TASK BRIEF:
Copy each line of the listing that includes "value".

DATA FOR THIS TASK:
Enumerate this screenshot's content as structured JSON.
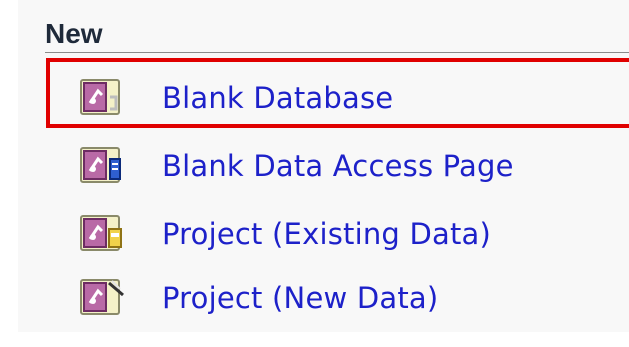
{
  "section": {
    "title": "New"
  },
  "items": [
    {
      "label": "Blank Database",
      "icon": "access-database-icon"
    },
    {
      "label": "Blank Data Access Page",
      "icon": "data-access-page-icon"
    },
    {
      "label": "Project (Existing Data)",
      "icon": "project-existing-data-icon"
    },
    {
      "label": "Project (New Data)",
      "icon": "project-new-data-icon"
    }
  ],
  "highlight": {
    "target": "Blank Database",
    "color": "#e00000"
  },
  "colors": {
    "link": "#1d21c9",
    "heading": "#1f2a3a",
    "pane_background": "#f8f8f8"
  }
}
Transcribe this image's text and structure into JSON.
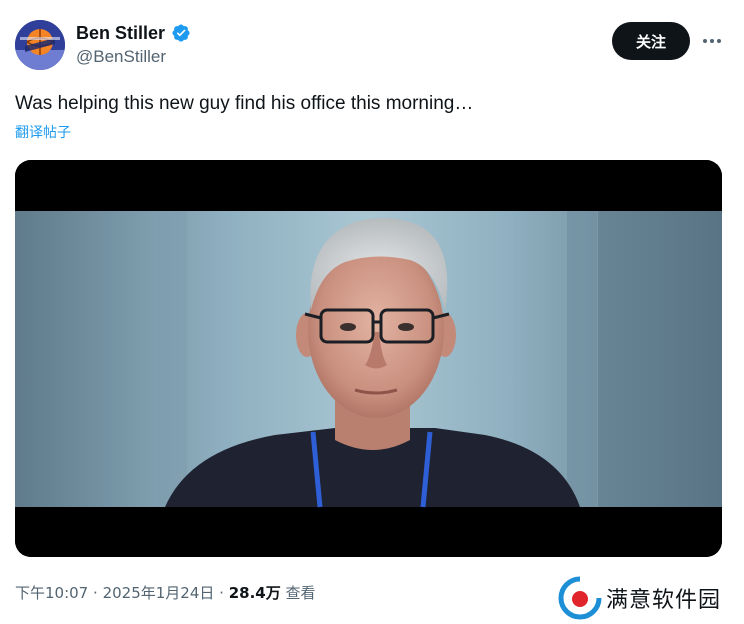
{
  "author": {
    "display_name": "Ben Stiller",
    "handle": "@BenStiller",
    "verified": true,
    "avatar_icon": "knicks-logo-icon"
  },
  "actions": {
    "follow_label": "关注",
    "more_icon": "more-horizontal-icon"
  },
  "tweet": {
    "text": "Was helping this new guy find his office this morning…",
    "translate_label": "翻译帖子"
  },
  "meta": {
    "time": "下午10:07",
    "separator": "·",
    "date": "2025年1月24日",
    "views_count": "28.4万",
    "views_label": "查看"
  },
  "watermark": {
    "text": "满意软件园",
    "icon": "watermark-logo-icon"
  },
  "colors": {
    "verified_blue": "#1d9bf0",
    "link_blue": "#1d9bf0",
    "secondary_text": "#536471",
    "primary_text": "#0f1419"
  }
}
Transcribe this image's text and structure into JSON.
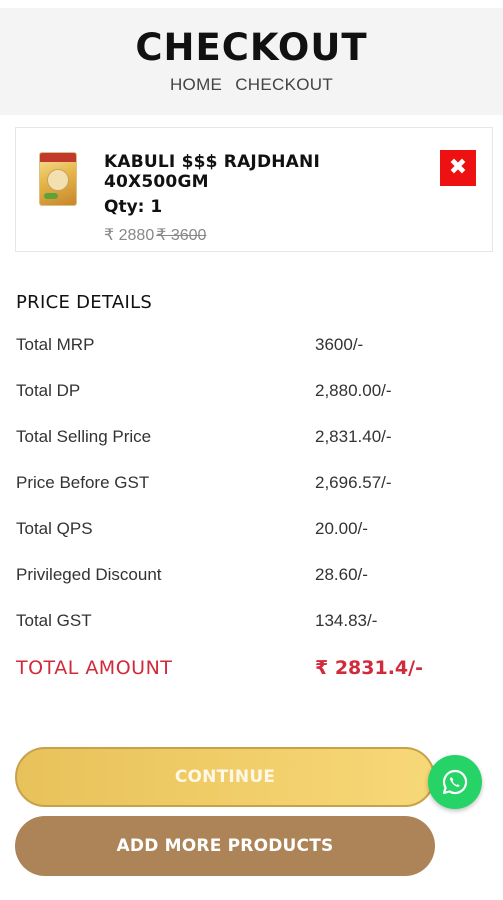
{
  "header": {
    "title": "CHECKOUT",
    "breadcrumb": [
      "HOME",
      "CHECKOUT"
    ]
  },
  "cart": {
    "items": [
      {
        "name": "KABULI $$$ RAJDHANI 40X500GM",
        "qty": "Qty: 1",
        "price": "₹ 2880",
        "mrp": "₹ 3600",
        "image_icon": "product-packet-image",
        "remove_symbol": "✖"
      }
    ]
  },
  "price_details": {
    "heading": "PRICE DETAILS",
    "rows": [
      {
        "label": "Total MRP",
        "value": "3600/-"
      },
      {
        "label": "Total DP",
        "value": "2,880.00/-"
      },
      {
        "label": "Total Selling Price",
        "value": "2,831.40/-"
      },
      {
        "label": "Price Before GST",
        "value": "2,696.57/-"
      },
      {
        "label": "Total QPS",
        "value": "20.00/-"
      },
      {
        "label": "Privileged Discount",
        "value": "28.60/-"
      },
      {
        "label": "Total GST",
        "value": "134.83/-"
      }
    ],
    "total": {
      "label": "TOTAL AMOUNT",
      "value": "₹ 2831.4/-"
    }
  },
  "actions": {
    "continue_label": "CONTINUE",
    "add_more_label": "ADD MORE PRODUCTS"
  },
  "floating": {
    "whatsapp_icon": "whatsapp-icon"
  },
  "colors": {
    "total_red": "#d12a3a",
    "remove_red": "#ee1111",
    "continue_gold": "#f0cd68",
    "add_more_brown": "#ad8457",
    "whatsapp_green": "#25d366"
  }
}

OUTPUT BELOW:
        "value": "3600/-"
        "value": "2,880.00/-"
        "value": "2,831.40/-"
        "value": "2,696.57/-"
        "value": "20.00/-"
        "value": "28.60/-"
        "value": "134.83/-"
      "value": "₹ 2831.4/-"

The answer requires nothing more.